A grouped boxplot displays the distribution of several categories organized in groups and subgroups
Faceting in boxplot
An alternative to grouped boxplot where each group or each subgroup is displayed in a distinct panel.
Boxplot from continuous variable.
how to build a boxplot with ggplot2 where categories are actually bins of a numeric variable.
Add mean value.
Explaines how to add mean value on top of boxplot. (remember boxplot displays the median, not the mean).
Add individual observation
Boxplot downside is to hide information. You can reveal box underlying distribution showing individual observations with jitter.
Build boxplot with base R is totally doable thanks to the
boxplot() function. Here are a few examples of its use:
X axis labels on several lines
How to display the X axis labels on several lines: an application to boxplot to show sample size of each group.
Boxplot with jitter
Show individual observations on top of boxes, with jittering to avoid dot overlap.
Grouped and ordered boxplot
How to build a grouped boxplot (groups & subgroups) and order it by increasing median.
Boxplot with labels on top
Add labels on top of each category to display custom information like category sample size.
Tukey test compares the mean of all pairs of category. Here is how to perform it and represent its result on a boxplot.
Box type around plot

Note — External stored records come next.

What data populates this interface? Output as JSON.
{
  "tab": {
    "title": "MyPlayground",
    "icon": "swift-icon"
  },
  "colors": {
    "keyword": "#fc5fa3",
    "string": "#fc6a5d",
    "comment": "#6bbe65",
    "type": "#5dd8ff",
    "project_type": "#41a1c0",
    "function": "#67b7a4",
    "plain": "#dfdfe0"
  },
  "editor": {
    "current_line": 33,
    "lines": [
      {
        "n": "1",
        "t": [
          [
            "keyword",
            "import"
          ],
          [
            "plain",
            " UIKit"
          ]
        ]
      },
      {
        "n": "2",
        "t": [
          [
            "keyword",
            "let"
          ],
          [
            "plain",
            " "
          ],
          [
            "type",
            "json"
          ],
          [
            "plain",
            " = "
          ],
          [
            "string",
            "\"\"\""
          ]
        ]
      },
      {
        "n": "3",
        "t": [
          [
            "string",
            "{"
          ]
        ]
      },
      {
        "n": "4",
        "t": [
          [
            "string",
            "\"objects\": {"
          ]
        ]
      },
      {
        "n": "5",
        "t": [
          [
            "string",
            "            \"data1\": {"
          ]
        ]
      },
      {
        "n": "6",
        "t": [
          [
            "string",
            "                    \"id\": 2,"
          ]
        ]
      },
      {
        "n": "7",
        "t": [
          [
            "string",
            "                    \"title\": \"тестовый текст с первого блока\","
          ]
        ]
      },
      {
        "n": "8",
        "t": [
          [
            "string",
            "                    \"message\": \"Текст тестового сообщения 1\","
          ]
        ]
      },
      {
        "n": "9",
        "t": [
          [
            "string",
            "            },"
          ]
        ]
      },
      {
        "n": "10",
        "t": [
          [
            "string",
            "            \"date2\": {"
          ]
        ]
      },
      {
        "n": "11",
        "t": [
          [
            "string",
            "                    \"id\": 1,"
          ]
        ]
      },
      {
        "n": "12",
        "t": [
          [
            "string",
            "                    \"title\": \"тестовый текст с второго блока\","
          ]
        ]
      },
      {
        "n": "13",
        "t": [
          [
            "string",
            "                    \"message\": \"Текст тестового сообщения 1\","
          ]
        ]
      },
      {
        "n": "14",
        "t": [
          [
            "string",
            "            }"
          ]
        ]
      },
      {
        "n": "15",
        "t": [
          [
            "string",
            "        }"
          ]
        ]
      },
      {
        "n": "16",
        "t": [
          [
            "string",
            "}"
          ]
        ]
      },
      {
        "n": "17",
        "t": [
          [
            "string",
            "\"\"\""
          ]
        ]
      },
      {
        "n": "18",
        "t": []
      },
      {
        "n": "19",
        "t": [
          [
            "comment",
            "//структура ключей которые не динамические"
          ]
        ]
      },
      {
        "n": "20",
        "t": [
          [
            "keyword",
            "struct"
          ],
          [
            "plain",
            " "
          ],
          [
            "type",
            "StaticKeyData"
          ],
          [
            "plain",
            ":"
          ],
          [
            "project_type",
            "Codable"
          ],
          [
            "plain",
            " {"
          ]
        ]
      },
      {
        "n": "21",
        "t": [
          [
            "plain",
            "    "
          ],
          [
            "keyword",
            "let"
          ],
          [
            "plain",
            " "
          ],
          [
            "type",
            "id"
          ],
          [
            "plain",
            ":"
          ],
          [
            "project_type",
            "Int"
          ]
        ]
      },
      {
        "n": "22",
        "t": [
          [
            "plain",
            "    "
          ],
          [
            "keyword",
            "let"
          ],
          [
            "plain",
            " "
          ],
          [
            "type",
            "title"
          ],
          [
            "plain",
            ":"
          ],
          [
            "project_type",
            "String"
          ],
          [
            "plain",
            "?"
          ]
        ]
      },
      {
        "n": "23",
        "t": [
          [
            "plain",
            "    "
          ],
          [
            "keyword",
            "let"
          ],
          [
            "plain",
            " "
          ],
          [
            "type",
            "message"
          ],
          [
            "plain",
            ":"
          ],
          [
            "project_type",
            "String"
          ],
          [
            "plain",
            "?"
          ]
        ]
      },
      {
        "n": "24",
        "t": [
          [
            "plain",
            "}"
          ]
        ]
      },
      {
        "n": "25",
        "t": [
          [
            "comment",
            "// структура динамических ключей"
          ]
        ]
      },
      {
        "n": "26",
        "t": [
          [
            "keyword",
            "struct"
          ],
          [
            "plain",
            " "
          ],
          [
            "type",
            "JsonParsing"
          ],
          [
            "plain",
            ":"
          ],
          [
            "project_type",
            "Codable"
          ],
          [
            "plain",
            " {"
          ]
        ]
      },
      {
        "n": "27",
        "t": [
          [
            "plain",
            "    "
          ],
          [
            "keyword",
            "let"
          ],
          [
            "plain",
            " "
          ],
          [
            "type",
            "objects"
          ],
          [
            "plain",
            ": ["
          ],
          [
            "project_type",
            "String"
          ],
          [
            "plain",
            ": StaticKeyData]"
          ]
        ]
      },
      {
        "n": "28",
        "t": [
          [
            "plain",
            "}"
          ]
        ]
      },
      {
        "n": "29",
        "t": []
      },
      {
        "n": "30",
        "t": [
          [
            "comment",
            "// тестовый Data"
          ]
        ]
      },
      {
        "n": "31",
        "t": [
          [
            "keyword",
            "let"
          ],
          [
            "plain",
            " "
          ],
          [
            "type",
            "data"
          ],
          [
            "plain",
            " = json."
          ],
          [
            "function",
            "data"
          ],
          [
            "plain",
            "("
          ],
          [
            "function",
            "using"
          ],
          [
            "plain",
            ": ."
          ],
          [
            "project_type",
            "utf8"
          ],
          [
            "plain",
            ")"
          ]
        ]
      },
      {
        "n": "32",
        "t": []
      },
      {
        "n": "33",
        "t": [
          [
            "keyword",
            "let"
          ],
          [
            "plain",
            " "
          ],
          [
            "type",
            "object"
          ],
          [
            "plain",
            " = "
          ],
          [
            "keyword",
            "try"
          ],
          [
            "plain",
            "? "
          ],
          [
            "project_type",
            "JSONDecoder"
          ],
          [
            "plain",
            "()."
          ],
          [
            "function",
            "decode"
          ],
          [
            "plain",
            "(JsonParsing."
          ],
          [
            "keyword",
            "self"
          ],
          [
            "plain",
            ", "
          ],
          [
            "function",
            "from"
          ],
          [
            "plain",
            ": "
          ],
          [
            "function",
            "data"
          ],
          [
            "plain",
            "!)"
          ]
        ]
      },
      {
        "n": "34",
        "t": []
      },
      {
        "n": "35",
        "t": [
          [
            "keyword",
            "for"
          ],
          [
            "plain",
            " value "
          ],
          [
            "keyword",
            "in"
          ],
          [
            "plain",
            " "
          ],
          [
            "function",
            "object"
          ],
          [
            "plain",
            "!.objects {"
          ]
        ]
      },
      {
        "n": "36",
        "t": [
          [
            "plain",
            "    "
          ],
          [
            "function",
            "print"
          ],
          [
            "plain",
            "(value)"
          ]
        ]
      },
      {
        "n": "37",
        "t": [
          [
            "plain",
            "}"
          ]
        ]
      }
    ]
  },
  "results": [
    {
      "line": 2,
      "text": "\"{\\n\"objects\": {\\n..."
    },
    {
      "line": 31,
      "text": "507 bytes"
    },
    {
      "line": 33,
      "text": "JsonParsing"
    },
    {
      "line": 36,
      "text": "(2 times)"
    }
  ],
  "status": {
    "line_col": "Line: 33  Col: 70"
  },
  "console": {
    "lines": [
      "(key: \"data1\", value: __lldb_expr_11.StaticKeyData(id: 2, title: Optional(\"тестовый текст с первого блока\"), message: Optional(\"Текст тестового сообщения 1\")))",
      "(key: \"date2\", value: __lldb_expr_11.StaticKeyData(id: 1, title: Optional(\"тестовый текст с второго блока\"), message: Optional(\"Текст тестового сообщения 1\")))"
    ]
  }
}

Learn how the bty argument of the par() function allows to custom the box around base R plot.
The web is full of astonishing R charts made by awesome bloggers. The R graph gallery tries to display some of the best creations and explain how their source code works. If you want to display your work here, please drop me a word or even better, submit a Pull Request!